But the S8? I love the S8. And for the same reason that I can’t quite identify what’s missing from the other models, I’m at a loss to fully quantify what it is I find so perfect about the D2. But it is just about perfect; arguably the best looking big-body Audi made to date, and though newer cars have far more power, when it came to the early 2000s this was the punchy package you wanted if you liked to drive rather than be chauffeured.
Unlike some other early 2000s big executives, the S8 still looks the boss today. Mean, low and long, it is remarkably fresh despite the design being the best part of 20 years old. Yet they remain some of the best values out there. Find a good one, and you’ll have class, speed and style which defy the price you paid:
What to know how professional athletes go broke? This is how professional athletes go broke. Among many other ”investments” professional athletes dump their playing salaries into during theirÂ careers that suck all their bank accounts dry, buying six-figure cars that turn into four-figure cars is a great way lose a bunch of money. You might think doing this isn’t such a big deal and isn’t a big piece of their net worth, but you have to realize that it’s never just one time or one car. Even worse, it’s not even just the car they blow money on. You need to buy the rims and the stereo systems too. You sign a professional contract and go buy a car you’ve always wanted. No big deal. Well, your mother and father needs a car too. Don’t forget your wife. Oh, her parents need cars? Your brother could use a new car too, he’s been there since day one. Same goes for your cousin. How about your two best friends you grew up with? They’ve supported you the entire way. Grandma’s Buick and your aunts old Ford Explorer are on their last legs. Now take all those scenarios and do all that three or four times over after that. All of a sudden you’ve blown a literal fortune on cars. Today’s car is an example of that.
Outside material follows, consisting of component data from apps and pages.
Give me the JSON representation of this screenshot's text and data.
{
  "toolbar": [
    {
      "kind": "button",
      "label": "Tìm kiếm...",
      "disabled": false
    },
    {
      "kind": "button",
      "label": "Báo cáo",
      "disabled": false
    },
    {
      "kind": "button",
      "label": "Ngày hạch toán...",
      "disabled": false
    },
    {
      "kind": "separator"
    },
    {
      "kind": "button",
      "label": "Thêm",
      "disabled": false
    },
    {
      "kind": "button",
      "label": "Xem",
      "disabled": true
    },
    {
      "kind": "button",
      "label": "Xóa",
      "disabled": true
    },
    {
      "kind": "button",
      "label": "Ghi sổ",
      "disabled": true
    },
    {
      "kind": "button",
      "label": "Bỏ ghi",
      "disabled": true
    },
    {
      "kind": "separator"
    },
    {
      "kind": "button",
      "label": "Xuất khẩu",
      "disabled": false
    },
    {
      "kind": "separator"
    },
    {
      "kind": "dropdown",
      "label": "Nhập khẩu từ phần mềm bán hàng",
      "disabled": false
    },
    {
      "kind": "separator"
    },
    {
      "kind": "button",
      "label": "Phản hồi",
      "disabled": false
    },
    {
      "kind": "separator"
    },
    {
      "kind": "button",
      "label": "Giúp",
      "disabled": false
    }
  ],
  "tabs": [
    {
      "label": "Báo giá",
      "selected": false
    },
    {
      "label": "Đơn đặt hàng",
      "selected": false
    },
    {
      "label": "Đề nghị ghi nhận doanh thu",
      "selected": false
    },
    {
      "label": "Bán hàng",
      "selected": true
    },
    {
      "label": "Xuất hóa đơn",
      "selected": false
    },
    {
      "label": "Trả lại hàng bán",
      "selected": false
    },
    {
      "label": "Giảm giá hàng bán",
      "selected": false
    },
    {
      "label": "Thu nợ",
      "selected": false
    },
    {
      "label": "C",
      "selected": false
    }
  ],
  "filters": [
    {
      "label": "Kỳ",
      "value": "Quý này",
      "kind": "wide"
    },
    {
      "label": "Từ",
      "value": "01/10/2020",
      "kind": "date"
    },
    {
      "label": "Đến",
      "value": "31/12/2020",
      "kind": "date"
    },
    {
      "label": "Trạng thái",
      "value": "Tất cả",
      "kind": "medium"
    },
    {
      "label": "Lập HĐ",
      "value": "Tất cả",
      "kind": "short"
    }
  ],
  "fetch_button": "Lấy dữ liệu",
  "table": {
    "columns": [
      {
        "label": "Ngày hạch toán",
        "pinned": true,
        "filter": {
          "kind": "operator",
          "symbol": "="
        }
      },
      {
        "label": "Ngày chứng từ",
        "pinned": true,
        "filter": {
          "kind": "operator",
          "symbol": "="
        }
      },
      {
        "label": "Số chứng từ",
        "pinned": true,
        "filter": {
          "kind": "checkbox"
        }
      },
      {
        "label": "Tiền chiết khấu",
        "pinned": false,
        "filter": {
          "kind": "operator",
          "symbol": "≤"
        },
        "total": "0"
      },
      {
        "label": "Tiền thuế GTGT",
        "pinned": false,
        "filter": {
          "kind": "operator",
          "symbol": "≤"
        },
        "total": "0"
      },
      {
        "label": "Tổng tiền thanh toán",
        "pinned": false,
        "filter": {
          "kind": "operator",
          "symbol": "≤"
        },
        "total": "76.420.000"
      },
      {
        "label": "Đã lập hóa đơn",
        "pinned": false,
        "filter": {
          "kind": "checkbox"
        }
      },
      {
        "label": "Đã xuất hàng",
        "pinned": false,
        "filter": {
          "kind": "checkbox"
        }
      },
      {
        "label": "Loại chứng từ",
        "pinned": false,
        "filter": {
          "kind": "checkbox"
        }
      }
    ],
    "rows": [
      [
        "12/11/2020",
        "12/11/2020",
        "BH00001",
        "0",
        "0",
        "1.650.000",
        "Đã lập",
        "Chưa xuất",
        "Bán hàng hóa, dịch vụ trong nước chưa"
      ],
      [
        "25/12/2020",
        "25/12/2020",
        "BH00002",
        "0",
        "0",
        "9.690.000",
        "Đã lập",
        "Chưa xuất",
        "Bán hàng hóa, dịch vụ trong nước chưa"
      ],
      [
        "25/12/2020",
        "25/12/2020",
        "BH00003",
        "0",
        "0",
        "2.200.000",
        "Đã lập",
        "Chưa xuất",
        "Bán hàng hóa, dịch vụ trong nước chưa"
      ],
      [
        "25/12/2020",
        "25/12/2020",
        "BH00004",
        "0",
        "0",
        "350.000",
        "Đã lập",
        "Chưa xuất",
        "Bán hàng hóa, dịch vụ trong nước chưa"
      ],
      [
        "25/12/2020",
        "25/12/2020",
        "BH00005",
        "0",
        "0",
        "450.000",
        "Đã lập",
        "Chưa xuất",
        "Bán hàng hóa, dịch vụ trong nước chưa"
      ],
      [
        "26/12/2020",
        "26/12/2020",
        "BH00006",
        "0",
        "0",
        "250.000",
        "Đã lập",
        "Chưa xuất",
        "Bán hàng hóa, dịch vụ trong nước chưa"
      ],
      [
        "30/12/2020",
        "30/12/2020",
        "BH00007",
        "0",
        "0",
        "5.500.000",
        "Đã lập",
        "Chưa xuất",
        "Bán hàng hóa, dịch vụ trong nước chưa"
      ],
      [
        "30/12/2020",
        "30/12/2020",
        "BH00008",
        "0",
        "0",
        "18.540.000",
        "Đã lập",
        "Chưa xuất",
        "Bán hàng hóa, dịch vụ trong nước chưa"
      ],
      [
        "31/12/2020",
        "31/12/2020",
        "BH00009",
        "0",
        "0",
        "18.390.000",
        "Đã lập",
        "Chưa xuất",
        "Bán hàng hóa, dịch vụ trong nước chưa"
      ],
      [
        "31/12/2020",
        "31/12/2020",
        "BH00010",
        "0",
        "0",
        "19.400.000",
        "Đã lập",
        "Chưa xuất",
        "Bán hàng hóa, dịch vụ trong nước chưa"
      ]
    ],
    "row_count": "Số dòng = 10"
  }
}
This is a 2001 S600 that was bought and owned by former NBA playerÂ Anthony Carter. You probably don’t know who that is and neither did I, so let me explain who this guy is. Carter was an undrafted point guard that played an impressive 13 seasons in the NBA for six different teams before retiring after the 2012 season. He was mostly an off the bench guy for the majority of his career with his contracts usually being only for a year or two at most that paid him around a million dollars a year. Good work if you can find it and easily enough to buy a W220 S600 for over $100,000 then dump a bunch of other money into thanks to custom paint and a crazy stereo system. Now let me be clear, I am not saying that this car somehow made him broke, but this is merely an example of how it can happen and still continues to happen to this day. Although one thing is clear, the current owner of this car is asking entirely too much money for it.
This is going to be a slightly peculiar post for me. I wouldn’t normally think too much of this 911 and would ignore it, but it has one very particular redeeming quality that makes me think it is worth a closer look.
We’re talking about performance for your dollar. That’s not an unusual feature of the 996TT. These have long been unloved by much of the Porsche community and as such values have been much lower than their performance should warrant. To really maximize your performance value you’d seek one with the X50 package and, of course, a manual transmission. Reasonable mileage and cool colors just enhance the allure. However, the cat’s been out of the bag for a while now and those cars are being priced higher. The value is diminishing.
Which brings me here. This 2001 Porsche 911 Turbo Coupe pretty much possesses none of those features. So why are we here? Well, there is a way in which all of the aspects of this 911 I normally would construe as a negative have come together to create a positive. The asking price looks to be much more reasonable. Yet it still looks in good condition: